Copy out all lines of the records in which the word "screenshot" appears.

***

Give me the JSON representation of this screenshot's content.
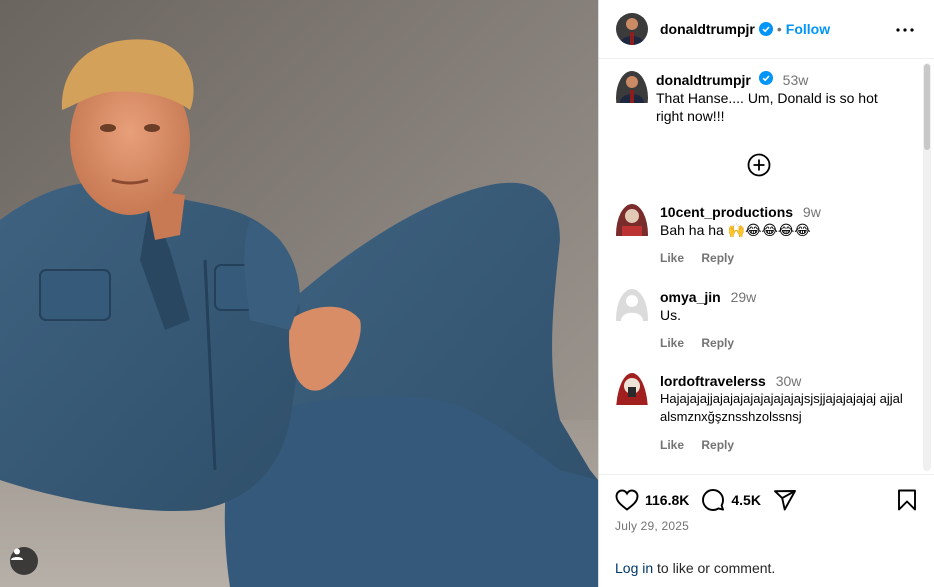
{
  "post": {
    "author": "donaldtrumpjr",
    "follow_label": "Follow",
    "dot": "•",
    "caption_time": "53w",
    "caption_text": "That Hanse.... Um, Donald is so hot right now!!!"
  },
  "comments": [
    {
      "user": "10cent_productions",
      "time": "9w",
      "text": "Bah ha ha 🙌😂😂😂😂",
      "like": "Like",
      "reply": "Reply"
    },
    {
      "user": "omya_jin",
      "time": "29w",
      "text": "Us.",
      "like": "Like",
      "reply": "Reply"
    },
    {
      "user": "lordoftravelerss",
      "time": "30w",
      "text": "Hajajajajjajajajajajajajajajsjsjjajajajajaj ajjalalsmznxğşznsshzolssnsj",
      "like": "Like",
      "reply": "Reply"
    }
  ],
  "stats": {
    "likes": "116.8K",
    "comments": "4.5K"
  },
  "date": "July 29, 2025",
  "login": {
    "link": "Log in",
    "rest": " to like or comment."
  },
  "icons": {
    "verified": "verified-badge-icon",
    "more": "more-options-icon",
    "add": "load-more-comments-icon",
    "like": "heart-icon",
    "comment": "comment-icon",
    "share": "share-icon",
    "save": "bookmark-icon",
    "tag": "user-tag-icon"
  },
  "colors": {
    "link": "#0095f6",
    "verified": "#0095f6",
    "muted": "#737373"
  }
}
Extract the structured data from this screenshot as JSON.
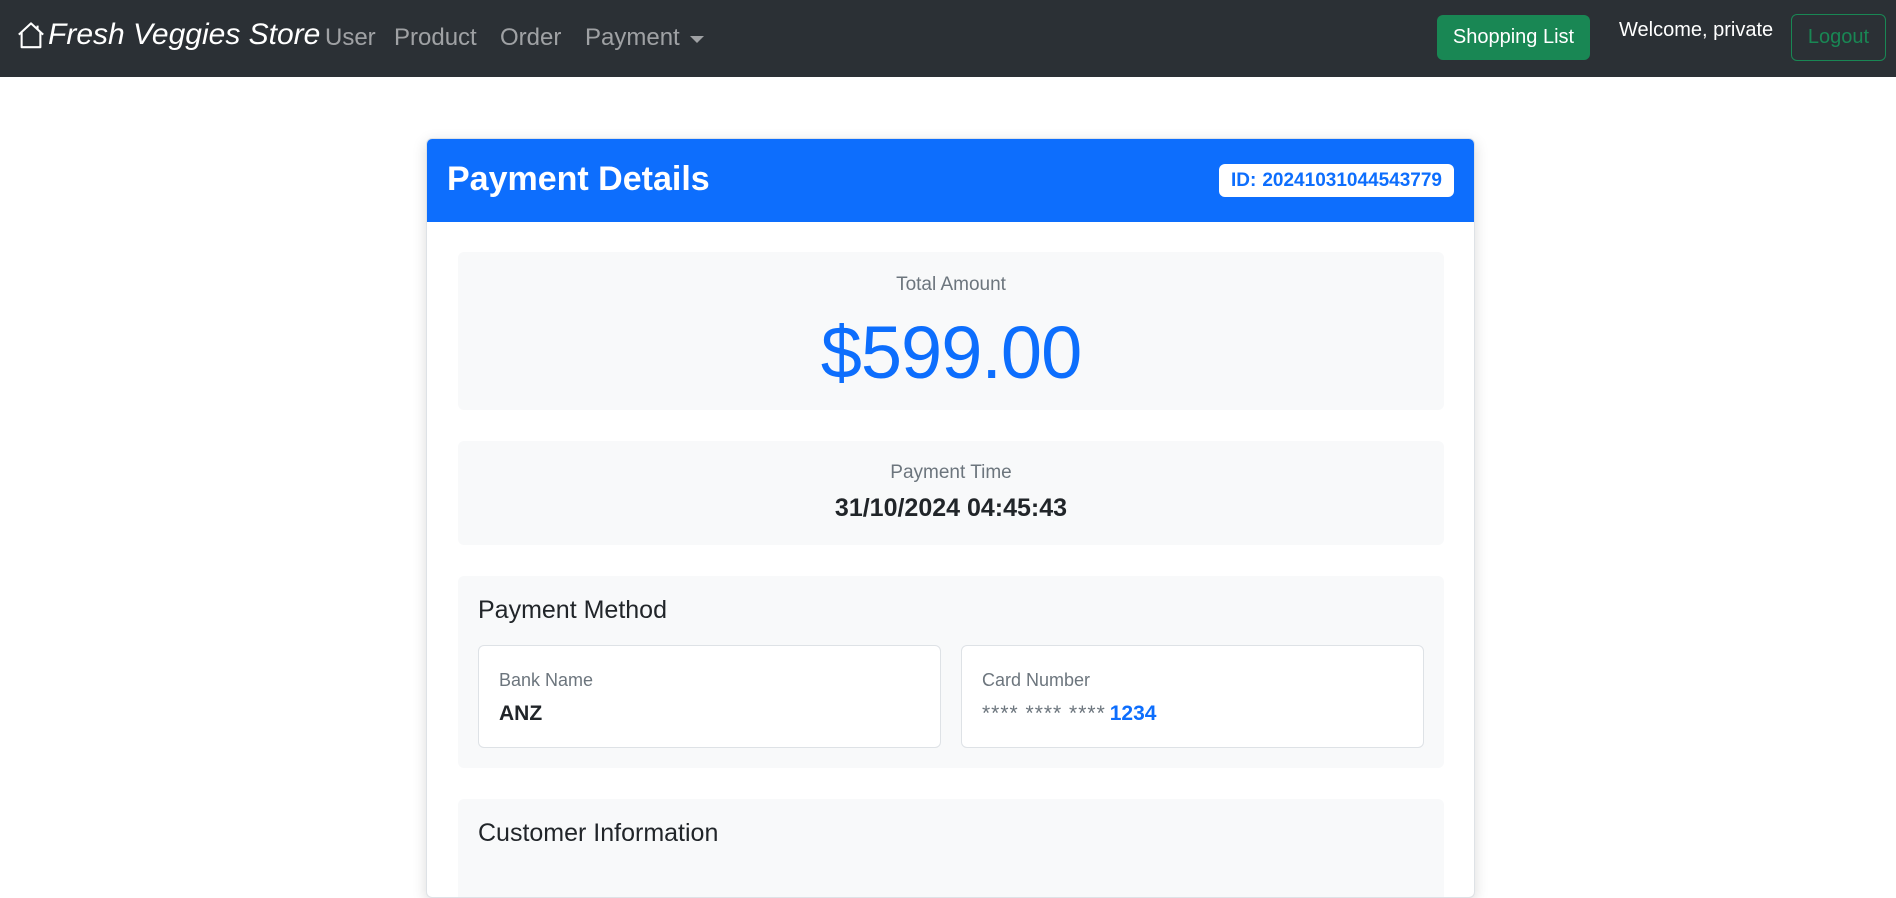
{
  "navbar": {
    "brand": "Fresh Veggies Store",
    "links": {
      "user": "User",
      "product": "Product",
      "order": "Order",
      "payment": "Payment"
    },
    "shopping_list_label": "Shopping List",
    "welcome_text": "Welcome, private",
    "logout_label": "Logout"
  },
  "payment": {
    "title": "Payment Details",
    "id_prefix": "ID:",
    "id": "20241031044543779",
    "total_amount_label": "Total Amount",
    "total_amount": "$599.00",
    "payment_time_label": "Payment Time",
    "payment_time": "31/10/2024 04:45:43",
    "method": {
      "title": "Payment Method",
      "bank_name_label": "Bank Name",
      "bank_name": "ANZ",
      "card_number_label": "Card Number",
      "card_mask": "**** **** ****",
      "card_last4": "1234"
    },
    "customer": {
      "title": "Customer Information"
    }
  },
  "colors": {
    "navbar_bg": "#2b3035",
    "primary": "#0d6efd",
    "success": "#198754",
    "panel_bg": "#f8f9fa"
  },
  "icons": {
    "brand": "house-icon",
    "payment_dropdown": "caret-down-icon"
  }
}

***

# Expected answer
Give me the JSON representation of this screenshot's content.
Extract the structured data from this screenshot as JSON.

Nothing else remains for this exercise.